Think, given all the work you're doing, might try to take it even a notch higher.
I agree. More on that later.
1. Felt like you were talking to people who had already seen other speed programs and you were just trying to differentiate from that. But I and a lot of readers don't have that background. Feels too in group, if you get my drift. There's probably a way to describe alternate theories and how you disagree with them. but the stuff about "other people don't do it right, and I do"...it kind of made me want to see evidence of how many other people don't do it right. and then again, do you really want to define yourself in that manner, anyhow? [/quote}
That article was meant for other people who train athletes for a living, hence the comment about it being possible off topic. So, yes I was talking to other people who have already seen other speed programs.
2. Also, it seems like there were a lot of comments about drills, not being proven to result in speed, but the same could be said of your program (or any) unless you're somehow testing the results by actual speed. I guess you are trying to connect it to a theory that will result in speed...but still that is not tested speed. And anyhow, I didn't really understand the theory.
I test my athetes regularly. They do my drills; they get faster and better at their given sport.

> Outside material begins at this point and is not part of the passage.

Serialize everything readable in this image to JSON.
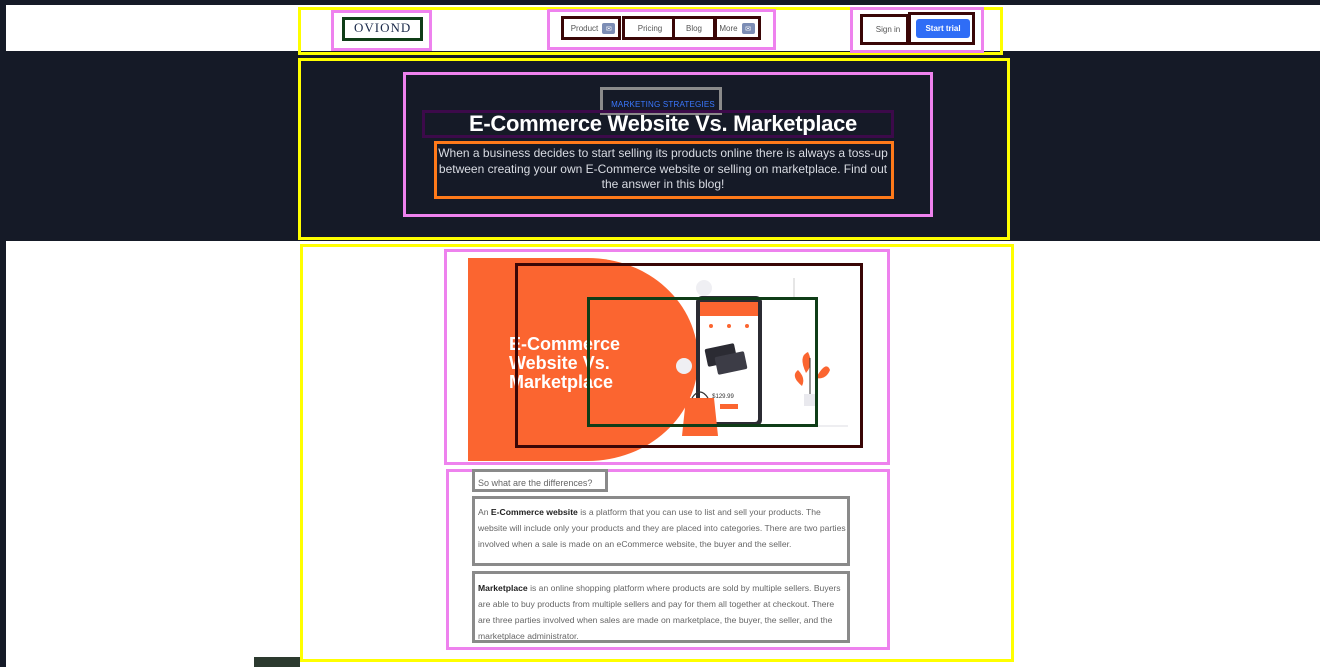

3. Seems like some of what you are developing is not speed, but agility. Also, obviously drills are useful for any complicated activity. I mean people do scales, when you learn an instrument! But, wouldn't they be pretty different based on the sport? (you sort of adreess this, but I coulnd't be clear if there is an all different program or you try to have all athletes do all types of drills, also I'm not clear how all this is integrated with their sports training).
This is just a brief exerpt of my program. If I wrote out my entire program, it would be a book, not an article. I don't have time for that. You're missing the point. Yes, I do individualize my programs to fit the needs of the athlete, but it still boils down to whether or not the athlete can sprint, change direction, and jump efficiently. So, usually, there are more similarities than differences.
As far as the speed versus agility thing, your arguing over semantics. Most of my athletes come from basketball, soccer, and football. Given this, they will hardley ever run a distance greater than 10 - 20yards in a straight line. So, it doesn't make sense to spend much time working on linear speed - although we still do spend a little.
Thanks for the compliment fellas (I'm assuming you're guys)
Honestly, not very happy with the article. Probably should've went into more detail in my own progressions, even though I initially thought it was beyond the scope of the article. Also, they messed with my formatting and changed the pictures. I was a little peeved. Also, they put the wrong website at the bottom.
Oh well, is what it is.